Lift out all lines below that contain "Scene".

(Page and application data records)
################
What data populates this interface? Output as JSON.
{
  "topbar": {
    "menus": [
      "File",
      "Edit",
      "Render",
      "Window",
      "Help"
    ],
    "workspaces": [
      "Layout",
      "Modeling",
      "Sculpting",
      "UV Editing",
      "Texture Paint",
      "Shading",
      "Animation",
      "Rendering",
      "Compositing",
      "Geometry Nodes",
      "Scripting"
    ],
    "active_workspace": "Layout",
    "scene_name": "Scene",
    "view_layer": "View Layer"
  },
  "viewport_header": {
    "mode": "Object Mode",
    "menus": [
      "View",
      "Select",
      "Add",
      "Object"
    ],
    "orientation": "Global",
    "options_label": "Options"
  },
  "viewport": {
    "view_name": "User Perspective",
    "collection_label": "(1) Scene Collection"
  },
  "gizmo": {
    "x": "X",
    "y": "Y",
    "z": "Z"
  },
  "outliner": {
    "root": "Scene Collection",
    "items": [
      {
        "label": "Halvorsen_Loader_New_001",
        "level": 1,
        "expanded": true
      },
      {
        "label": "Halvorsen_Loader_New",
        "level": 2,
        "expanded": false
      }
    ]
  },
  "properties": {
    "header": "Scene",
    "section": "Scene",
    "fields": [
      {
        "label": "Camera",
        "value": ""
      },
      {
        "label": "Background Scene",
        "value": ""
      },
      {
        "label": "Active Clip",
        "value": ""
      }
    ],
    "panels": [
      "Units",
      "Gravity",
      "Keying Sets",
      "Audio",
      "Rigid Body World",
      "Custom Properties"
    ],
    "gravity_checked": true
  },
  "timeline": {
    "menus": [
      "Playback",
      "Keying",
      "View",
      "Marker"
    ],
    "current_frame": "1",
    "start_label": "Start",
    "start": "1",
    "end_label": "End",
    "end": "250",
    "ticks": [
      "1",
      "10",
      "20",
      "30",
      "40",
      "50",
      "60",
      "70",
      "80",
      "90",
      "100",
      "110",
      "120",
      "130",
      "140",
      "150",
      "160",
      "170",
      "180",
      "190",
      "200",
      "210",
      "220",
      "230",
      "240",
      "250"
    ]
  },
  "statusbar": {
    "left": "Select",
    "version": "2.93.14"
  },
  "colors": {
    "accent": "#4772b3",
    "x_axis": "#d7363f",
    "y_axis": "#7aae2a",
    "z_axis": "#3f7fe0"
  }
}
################
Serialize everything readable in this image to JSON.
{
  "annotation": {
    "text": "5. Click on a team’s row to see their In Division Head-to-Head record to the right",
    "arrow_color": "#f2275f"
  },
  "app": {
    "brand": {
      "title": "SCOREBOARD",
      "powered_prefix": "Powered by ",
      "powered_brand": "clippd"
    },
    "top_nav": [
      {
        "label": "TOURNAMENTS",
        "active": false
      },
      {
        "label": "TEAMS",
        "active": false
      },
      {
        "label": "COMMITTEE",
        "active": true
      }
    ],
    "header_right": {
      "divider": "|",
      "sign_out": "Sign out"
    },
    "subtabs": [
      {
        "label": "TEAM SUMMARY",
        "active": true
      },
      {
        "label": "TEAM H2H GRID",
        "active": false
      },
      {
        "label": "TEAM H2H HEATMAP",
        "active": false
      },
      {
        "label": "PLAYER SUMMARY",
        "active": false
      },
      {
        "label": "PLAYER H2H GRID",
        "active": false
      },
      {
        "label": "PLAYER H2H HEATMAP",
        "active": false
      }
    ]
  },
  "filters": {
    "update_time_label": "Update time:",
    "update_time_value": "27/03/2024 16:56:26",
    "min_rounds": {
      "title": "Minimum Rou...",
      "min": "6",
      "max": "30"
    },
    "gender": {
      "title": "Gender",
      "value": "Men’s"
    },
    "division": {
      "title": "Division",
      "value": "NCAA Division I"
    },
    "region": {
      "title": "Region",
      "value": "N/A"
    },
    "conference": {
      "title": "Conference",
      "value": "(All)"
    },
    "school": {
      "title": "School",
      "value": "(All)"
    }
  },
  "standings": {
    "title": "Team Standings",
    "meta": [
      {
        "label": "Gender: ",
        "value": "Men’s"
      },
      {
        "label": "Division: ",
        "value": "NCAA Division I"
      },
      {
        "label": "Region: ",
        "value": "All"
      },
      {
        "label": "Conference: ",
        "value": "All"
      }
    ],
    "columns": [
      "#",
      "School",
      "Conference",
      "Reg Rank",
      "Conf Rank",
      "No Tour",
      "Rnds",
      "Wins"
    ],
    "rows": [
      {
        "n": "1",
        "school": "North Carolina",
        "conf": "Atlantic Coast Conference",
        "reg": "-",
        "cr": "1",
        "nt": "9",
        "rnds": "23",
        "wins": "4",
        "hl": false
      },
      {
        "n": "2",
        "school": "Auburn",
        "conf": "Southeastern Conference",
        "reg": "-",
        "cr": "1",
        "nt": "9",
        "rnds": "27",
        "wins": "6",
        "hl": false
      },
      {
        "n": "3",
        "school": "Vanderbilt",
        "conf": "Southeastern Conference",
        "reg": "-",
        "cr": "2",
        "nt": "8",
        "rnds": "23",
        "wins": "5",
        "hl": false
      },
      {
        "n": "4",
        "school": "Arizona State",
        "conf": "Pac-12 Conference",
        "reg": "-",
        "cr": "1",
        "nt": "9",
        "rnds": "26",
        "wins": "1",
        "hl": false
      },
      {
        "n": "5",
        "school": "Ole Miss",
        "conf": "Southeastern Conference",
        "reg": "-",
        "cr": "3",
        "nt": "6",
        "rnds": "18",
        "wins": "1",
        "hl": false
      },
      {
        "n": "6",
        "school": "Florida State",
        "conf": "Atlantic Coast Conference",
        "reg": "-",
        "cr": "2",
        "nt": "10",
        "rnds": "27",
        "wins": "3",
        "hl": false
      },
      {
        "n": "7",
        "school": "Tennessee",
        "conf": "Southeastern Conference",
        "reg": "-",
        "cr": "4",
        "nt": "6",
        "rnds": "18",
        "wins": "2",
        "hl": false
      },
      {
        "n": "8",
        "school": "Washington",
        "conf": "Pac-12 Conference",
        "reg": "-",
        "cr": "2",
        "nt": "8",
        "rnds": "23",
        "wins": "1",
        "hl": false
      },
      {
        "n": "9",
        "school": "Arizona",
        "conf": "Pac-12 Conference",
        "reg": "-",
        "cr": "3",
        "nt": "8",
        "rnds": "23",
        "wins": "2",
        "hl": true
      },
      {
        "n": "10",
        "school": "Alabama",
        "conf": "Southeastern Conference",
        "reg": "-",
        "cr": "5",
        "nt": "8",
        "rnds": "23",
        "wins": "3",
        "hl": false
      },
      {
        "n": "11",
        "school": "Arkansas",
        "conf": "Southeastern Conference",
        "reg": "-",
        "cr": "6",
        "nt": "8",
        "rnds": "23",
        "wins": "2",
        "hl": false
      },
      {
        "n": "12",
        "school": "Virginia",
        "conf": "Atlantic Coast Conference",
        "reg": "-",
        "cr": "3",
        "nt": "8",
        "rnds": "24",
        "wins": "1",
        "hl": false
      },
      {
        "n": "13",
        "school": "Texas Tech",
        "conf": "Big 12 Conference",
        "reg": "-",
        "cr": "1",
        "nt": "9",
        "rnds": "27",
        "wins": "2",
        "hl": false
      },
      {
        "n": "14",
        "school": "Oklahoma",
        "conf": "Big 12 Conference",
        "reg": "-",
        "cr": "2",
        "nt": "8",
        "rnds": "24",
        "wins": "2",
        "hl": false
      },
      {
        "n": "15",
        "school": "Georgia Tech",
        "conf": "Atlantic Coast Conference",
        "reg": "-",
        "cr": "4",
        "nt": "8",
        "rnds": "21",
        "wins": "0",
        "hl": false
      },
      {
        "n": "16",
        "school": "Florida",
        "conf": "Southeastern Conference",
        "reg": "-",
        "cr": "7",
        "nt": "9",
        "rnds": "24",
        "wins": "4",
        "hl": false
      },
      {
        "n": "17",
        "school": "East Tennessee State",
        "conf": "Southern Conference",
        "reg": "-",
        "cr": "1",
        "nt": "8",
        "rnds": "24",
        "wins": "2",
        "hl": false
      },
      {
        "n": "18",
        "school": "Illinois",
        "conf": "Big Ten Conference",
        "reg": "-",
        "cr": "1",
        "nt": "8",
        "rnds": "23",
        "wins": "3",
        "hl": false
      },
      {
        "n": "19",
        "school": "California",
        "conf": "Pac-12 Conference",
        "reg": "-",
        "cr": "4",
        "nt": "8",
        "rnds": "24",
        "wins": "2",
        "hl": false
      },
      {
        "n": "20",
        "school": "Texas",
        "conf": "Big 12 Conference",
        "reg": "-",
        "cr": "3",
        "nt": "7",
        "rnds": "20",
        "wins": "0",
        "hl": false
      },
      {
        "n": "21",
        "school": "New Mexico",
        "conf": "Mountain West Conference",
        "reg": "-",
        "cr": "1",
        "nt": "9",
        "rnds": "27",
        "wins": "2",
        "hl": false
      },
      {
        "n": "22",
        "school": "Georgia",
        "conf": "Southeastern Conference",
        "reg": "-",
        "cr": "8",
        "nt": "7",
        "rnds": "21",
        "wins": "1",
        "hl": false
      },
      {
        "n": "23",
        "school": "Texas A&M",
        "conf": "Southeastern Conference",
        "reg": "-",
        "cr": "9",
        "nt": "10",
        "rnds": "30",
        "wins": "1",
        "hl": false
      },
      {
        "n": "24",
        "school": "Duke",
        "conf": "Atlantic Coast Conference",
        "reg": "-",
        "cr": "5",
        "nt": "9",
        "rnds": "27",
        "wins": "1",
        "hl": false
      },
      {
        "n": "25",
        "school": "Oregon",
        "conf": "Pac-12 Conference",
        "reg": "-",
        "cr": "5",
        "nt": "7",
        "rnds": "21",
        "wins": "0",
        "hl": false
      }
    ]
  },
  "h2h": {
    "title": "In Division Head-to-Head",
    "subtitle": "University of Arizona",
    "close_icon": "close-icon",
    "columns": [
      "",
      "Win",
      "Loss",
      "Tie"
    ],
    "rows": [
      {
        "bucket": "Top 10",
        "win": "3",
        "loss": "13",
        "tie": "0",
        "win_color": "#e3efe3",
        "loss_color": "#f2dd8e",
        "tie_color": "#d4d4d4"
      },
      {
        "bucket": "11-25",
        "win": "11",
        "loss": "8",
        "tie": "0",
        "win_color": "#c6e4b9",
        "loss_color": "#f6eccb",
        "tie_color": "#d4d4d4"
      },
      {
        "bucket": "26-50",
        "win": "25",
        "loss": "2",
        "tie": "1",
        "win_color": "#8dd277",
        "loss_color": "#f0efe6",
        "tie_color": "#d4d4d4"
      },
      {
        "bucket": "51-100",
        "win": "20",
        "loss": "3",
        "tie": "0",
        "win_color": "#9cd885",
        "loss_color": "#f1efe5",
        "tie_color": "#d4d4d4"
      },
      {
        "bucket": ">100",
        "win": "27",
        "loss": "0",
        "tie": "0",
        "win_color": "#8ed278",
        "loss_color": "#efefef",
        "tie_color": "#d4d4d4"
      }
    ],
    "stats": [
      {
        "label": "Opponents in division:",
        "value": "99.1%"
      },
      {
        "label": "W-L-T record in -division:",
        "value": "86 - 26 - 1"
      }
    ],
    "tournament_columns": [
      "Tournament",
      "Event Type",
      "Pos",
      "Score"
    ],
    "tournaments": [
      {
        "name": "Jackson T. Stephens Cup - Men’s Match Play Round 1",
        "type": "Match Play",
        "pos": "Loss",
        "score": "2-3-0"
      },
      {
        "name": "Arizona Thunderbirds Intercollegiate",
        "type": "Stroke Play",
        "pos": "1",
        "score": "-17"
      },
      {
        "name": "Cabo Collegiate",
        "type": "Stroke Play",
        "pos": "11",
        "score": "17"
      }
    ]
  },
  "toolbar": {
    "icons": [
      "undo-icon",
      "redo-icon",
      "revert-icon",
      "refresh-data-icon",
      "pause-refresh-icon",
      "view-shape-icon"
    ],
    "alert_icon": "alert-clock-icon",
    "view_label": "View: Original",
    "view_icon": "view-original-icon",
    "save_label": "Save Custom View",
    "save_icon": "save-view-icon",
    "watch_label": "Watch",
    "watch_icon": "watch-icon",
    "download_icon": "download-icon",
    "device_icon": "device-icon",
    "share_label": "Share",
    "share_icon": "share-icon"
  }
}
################
Reply |
    "scene_name": "Scene",
    "collection_label": "(1) Scene Collection"
    "root": "Scene Collection",
    "header": "Scene",
    "section": "Scene",
        "label": "Background Scene",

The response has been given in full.